Dataset rows describing interfaces
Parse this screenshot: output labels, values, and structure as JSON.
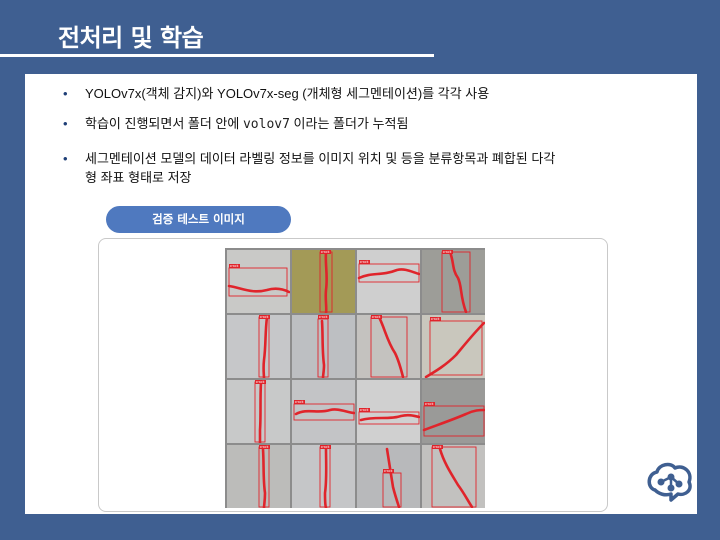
{
  "slide": {
    "title": "전처리 및 학습",
    "bullets": {
      "b1": "YOLOv7x(객체 감지)와 YOLOv7x-seg (개체형 세그멘테이션)를 각각 사용",
      "b2_pre": "학습이 진행되면서 폴더 안에 ",
      "b2_code": "volov7",
      "b2_post": " 이라는 폴더가 누적됨",
      "b3_line1": "세그멘테이션 모델의 데이터 라벨링 정보를 이미지 위치 및 등을 분류항목과 폐합된 다각",
      "b3_line2": "형 좌표 형태로 저장"
    },
    "image_caption": "검증 테스트 이미지",
    "bullet_glyph": "•"
  },
  "colors": {
    "background": "#3f5f91",
    "pill": "#4f79bf",
    "bullet": "#1f3f77",
    "mask": "#e0242b",
    "logo": "#3f5f91"
  },
  "icons": {
    "logo": "brain-network-logo"
  },
  "grid_images": {
    "count": 16,
    "rows": 4,
    "columns": 4,
    "label": "crack"
  }
}
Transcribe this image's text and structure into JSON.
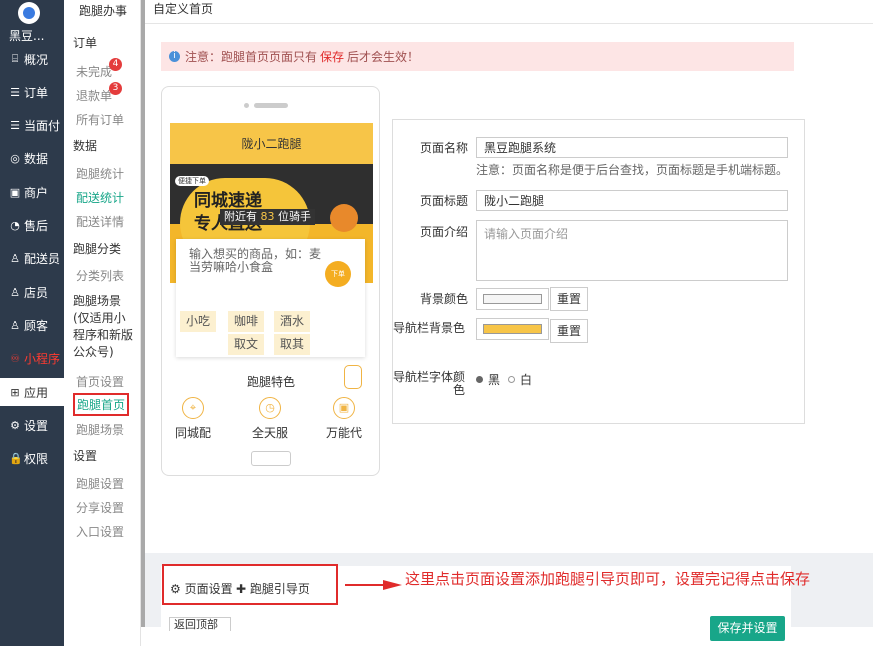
{
  "nav": {
    "brand": "黑豆...",
    "items": [
      {
        "icon": "⌸",
        "label": "概况"
      },
      {
        "icon": "☰",
        "label": "订单"
      },
      {
        "icon": "☰",
        "label": "当面付"
      },
      {
        "icon": "◎",
        "label": "数据"
      },
      {
        "icon": "▣",
        "label": "商户"
      },
      {
        "icon": "◔",
        "label": "售后"
      },
      {
        "icon": "♙",
        "label": "配送员"
      },
      {
        "icon": "♙",
        "label": "店员"
      },
      {
        "icon": "♙",
        "label": "顾客"
      },
      {
        "icon": "♾",
        "label": "小程序"
      },
      {
        "icon": "⊞",
        "label": "应用"
      },
      {
        "icon": "⚙",
        "label": "设置"
      },
      {
        "icon": "🔒",
        "label": "权限"
      }
    ]
  },
  "subnav": {
    "head": "跑腿办事",
    "groups": {
      "order": "订单",
      "data": "数据",
      "cat": "跑腿分类",
      "scene": "跑腿场景\n(仅适用小程序和新版公众号)",
      "settings": "设置"
    },
    "items": {
      "unfinished": "未完成",
      "refund": "退款单",
      "all": "所有订单",
      "stat": "跑腿统计",
      "delivery_stat": "配送统计",
      "delivery_detail": "配送详情",
      "cat_list": "分类列表",
      "home_settings": "首页设置",
      "home": "跑腿首页",
      "scene": "跑腿场景",
      "errand_settings": "跑腿设置",
      "share_settings": "分享设置",
      "entry_settings": "入口设置"
    },
    "badges": {
      "unfinished": "4",
      "refund": "3"
    }
  },
  "header": {
    "title": "自定义首页"
  },
  "notice": {
    "prefix": "注意：跑腿首页页面只有",
    "save": "保存",
    "suffix": "后才会生效！"
  },
  "phone": {
    "title": "陇小二跑腿",
    "banner": {
      "line1": "同城速递",
      "line2": "专人直送",
      "near_prefix": "附近有",
      "near_count": "83",
      "near_suffix": "位骑手",
      "tag": "便捷下单"
    },
    "search_placeholder": "输入想买的商品，如：麦当劳嘛哈小食盒",
    "go_label": "下单",
    "chips": [
      "小吃",
      "咖啡",
      "酒水",
      "取文",
      "取其"
    ],
    "features_title": "跑腿特色",
    "features": [
      "同城配",
      "全天服",
      "万能代"
    ]
  },
  "form": {
    "page_name_label": "页面名称",
    "page_name_value": "黑豆跑腿系统",
    "page_name_hint": "注意：页面名称是便于后台查找，页面标题是手机端标题。",
    "page_title_label": "页面标题",
    "page_title_value": "陇小二跑腿",
    "page_desc_label": "页面介绍",
    "page_desc_placeholder": "请输入页面介绍",
    "bg_color_label": "背景颜色",
    "navbar_bg_label": "导航栏背景色",
    "navbar_font_label": "导航栏字体颜色",
    "reset": "重置",
    "radio_black": "黑",
    "radio_white": "白",
    "colors": {
      "bg": "#f5f5f5",
      "navbar": "#f7c548"
    }
  },
  "bottom": {
    "page_settings": "页面设置",
    "guide_page": "跑腿引导页",
    "annotation": "这里点击页面设置添加跑腿引导页即可，设置完记得点击保存",
    "back_top": "返回顶部",
    "save_button": "保存并设置"
  },
  "colors": {
    "accent": "#18a689",
    "highlight": "#e02b2b",
    "brand_yellow": "#f7c548"
  }
}
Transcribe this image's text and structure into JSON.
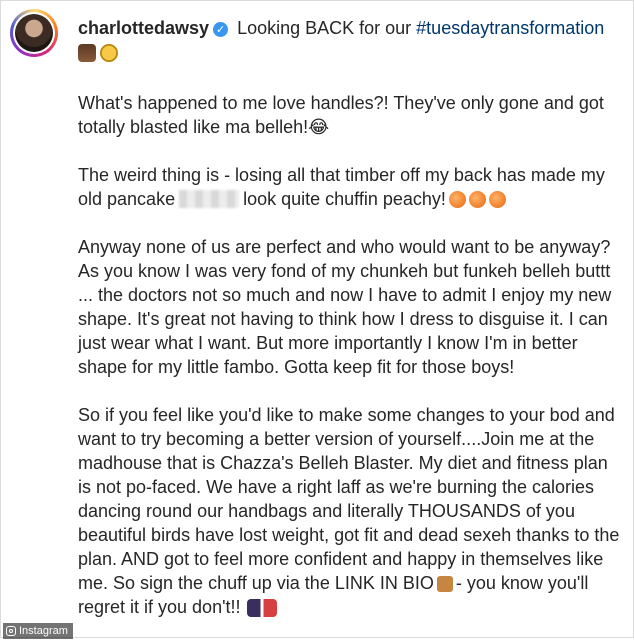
{
  "post": {
    "username": "charlottedawsy",
    "verified_mark": "✓",
    "intro_text": "Looking BACK for our",
    "hashtag": "#tuesdaytransformation"
  },
  "caption": {
    "p1": "What's happened to me love handles?! They've only gone and got totally blasted like ma belleh!😂",
    "p2_before": "The weird thing is - losing all that timber off my back has made my old pancake",
    "p2_after": "look quite chuffin peachy!",
    "p3": "Anyway none of us are perfect and who would want to be anyway? As you know I was very fond of my chunkeh but funkeh belleh buttt ... the doctors not so much and now I have to admit I enjoy my new shape. It's great not having to think how I dress to disguise it. I can just wear what I want. But more importantly I know I'm in better shape for my little fambo. Gotta keep fit for those boys!",
    "p4_before": "So if you feel like you'd like to make some changes to your bod and want to try becoming a better version of yourself....Join me at the madhouse that is Chazza's Belleh Blaster. My diet and fitness plan is not po-faced. We have a right laff as we're burning the calories dancing round our handbags and literally THOUSANDS of you beautiful birds have lost weight, got fit and dead sexeh thanks to the plan. AND got to feel more confident and happy in themselves like me. So sign the chuff up via the LINK IN BIO",
    "p4_after": "- you know you'll regret it if you don't!!"
  },
  "watermark": {
    "label": "Instagram"
  },
  "icons": {
    "avatar": "profile-photo",
    "verified": "verified-badge-icon",
    "peach": "peach-emoji-icon",
    "pointer": "pointing-hand-emoji-icon",
    "dancers": "dancers-emoji-icon"
  },
  "colors": {
    "verified": "#3897f0",
    "hashtag": "#00376b",
    "text": "#262626"
  }
}
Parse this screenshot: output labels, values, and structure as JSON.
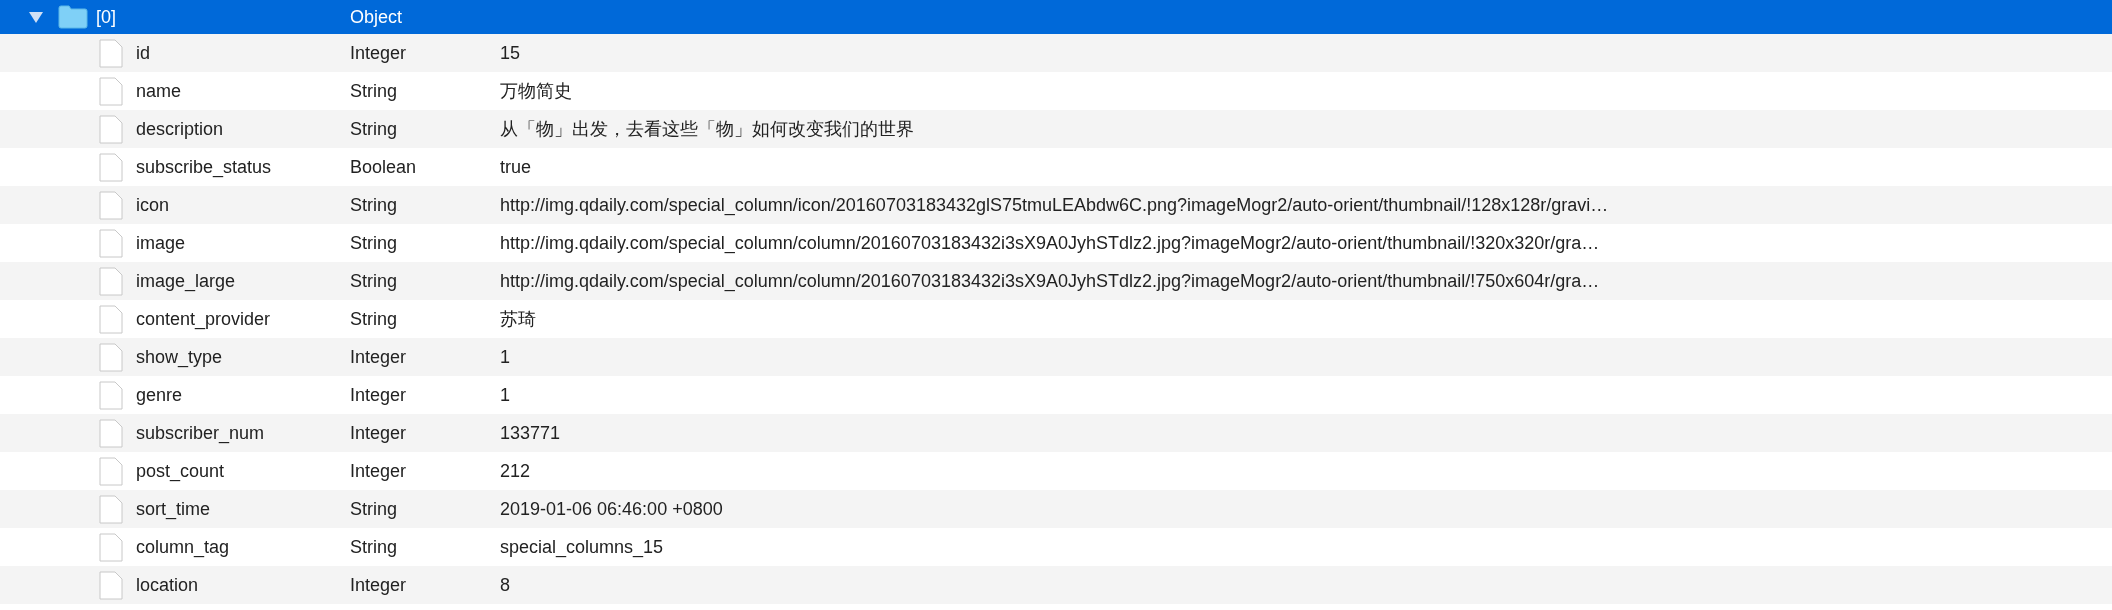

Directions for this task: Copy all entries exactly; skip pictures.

Answer to this problem:
Parse this screenshot: output labels, values, and structure as JSON.
{
  "slide": {
    "title": "전처리 및 학습",
    "bullets": {
      "b1": "YOLOv7x(객체 감지)와 YOLOv7x-seg (개체형 세그멘테이션)를 각각 사용",
      "b2_pre": "학습이 진행되면서 폴더 안에 ",
      "b2_code": "volov7",
      "b2_post": " 이라는 폴더가 누적됨",
      "b3_line1": "세그멘테이션 모델의 데이터 라벨링 정보를 이미지 위치 및 등을 분류항목과 폐합된 다각",
      "b3_line2": "형 좌표 형태로 저장"
    },
    "image_caption": "검증 테스트 이미지",
    "bullet_glyph": "•"
  },
  "colors": {
    "background": "#3f5f91",
    "pill": "#4f79bf",
    "bullet": "#1f3f77",
    "mask": "#e0242b",
    "logo": "#3f5f91"
  },
  "icons": {
    "logo": "brain-network-logo"
  },
  "grid_images": {
    "count": 16,
    "rows": 4,
    "columns": 4,
    "label": "crack"
  }
}
Transcribe this image's text and structure into JSON.
{
  "nav": {
    "brand": "黑豆...",
    "items": [
      {
        "icon": "⌸",
        "label": "概况"
      },
      {
        "icon": "☰",
        "label": "订单"
      },
      {
        "icon": "☰",
        "label": "当面付"
      },
      {
        "icon": "◎",
        "label": "数据"
      },
      {
        "icon": "▣",
        "label": "商户"
      },
      {
        "icon": "◔",
        "label": "售后"
      },
      {
        "icon": "♙",
        "label": "配送员"
      },
      {
        "icon": "♙",
        "label": "店员"
      },
      {
        "icon": "♙",
        "label": "顾客"
      },
      {
        "icon": "♾",
        "label": "小程序"
      },
      {
        "icon": "⊞",
        "label": "应用"
      },
      {
        "icon": "⚙",
        "label": "设置"
      },
      {
        "icon": "🔒",
        "label": "权限"
      }
    ]
  },
  "subnav": {
    "head": "跑腿办事",
    "groups": {
      "order": "订单",
      "data": "数据",
      "cat": "跑腿分类",
      "scene": "跑腿场景\n(仅适用小程序和新版公众号)",
      "settings": "设置"
    },
    "items": {
      "unfinished": "未完成",
      "refund": "退款单",
      "all": "所有订单",
      "stat": "跑腿统计",
      "delivery_stat": "配送统计",
      "delivery_detail": "配送详情",
      "cat_list": "分类列表",
      "home_settings": "首页设置",
      "home": "跑腿首页",
      "scene": "跑腿场景",
      "errand_settings": "跑腿设置",
      "share_settings": "分享设置",
      "entry_settings": "入口设置"
    },
    "badges": {
      "unfinished": "4",
      "refund": "3"
    }
  },
  "header": {
    "title": "自定义首页"
  },
  "notice": {
    "prefix": "注意：跑腿首页页面只有",
    "save": "保存",
    "suffix": "后才会生效！"
  },
  "phone": {
    "title": "陇小二跑腿",
    "banner": {
      "line1": "同城速递",
      "line2": "专人直送",
      "near_prefix": "附近有",
      "near_count": "83",
      "near_suffix": "位骑手",
      "tag": "便捷下单"
    },
    "search_placeholder": "输入想买的商品，如：麦当劳嘛哈小食盒",
    "go_label": "下单",
    "chips": [
      "小吃",
      "咖啡",
      "酒水",
      "取文",
      "取其"
    ],
    "features_title": "跑腿特色",
    "features": [
      "同城配",
      "全天服",
      "万能代"
    ]
  },
  "form": {
    "page_name_label": "页面名称",
    "page_name_value": "黑豆跑腿系统",
    "page_name_hint": "注意：页面名称是便于后台查找，页面标题是手机端标题。",
    "page_title_label": "页面标题",
    "page_title_value": "陇小二跑腿",
    "page_desc_label": "页面介绍",
    "page_desc_placeholder": "请输入页面介绍",
    "bg_color_label": "背景颜色",
    "navbar_bg_label": "导航栏背景色",
    "navbar_font_label": "导航栏字体颜色",
    "reset": "重置",
    "radio_black": "黑",
    "radio_white": "白",
    "colors": {
      "bg": "#f5f5f5",
      "navbar": "#f7c548"
    }
  },
  "bottom": {
    "page_settings": "页面设置",
    "guide_page": "跑腿引导页",
    "annotation": "这里点击页面设置添加跑腿引导页即可，设置完记得点击保存",
    "back_top": "返回顶部",
    "save_button": "保存并设置"
  },
  "colors": {
    "accent": "#18a689",
    "highlight": "#e02b2b",
    "brand_yellow": "#f7c548"
  }
}
Transcribe this image's text and structure into JSON.
{
  "post": {
    "username": "charlottedawsy",
    "verified_mark": "✓",
    "intro_text": "Looking BACK for our",
    "hashtag": "#tuesdaytransformation"
  },
  "caption": {
    "p1": "What's happened to me love handles?! They've only gone and got totally blasted like ma belleh!😂",
    "p2_before": "The weird thing is - losing all that timber off my back has made my old pancake",
    "p2_after": "look quite chuffin peachy!",
    "p3": "Anyway none of us are perfect and who would want to be anyway? As you know I was very fond of my chunkeh but funkeh belleh buttt ... the doctors not so much and now I have to admit I enjoy my new shape. It's great not having to think how I dress to disguise it. I can just wear what I want. But more importantly I know I'm in better shape for my little fambo. Gotta keep fit for those boys!",
    "p4_before": "So if you feel like you'd like to make some changes to your bod and want to try becoming a better version of yourself....Join me at the madhouse that is Chazza's Belleh Blaster. My diet and fitness plan is not po-faced. We have a right laff as we're burning the calories dancing round our handbags and literally THOUSANDS of you beautiful birds have lost weight, got fit and dead sexeh thanks to the plan. AND got to feel more confident and happy in themselves like me. So sign the chuff up via the LINK IN BIO",
    "p4_after": "- you know you'll regret it if you don't!!"
  },
  "watermark": {
    "label": "Instagram"
  },
  "icons": {
    "avatar": "profile-photo",
    "verified": "verified-badge-icon",
    "peach": "peach-emoji-icon",
    "pointer": "pointing-hand-emoji-icon",
    "dancers": "dancers-emoji-icon"
  },
  "colors": {
    "verified": "#3897f0",
    "hashtag": "#00376b",
    "text": "#262626"
  }
}
Parse this screenshot: output labels, values, and structure as JSON.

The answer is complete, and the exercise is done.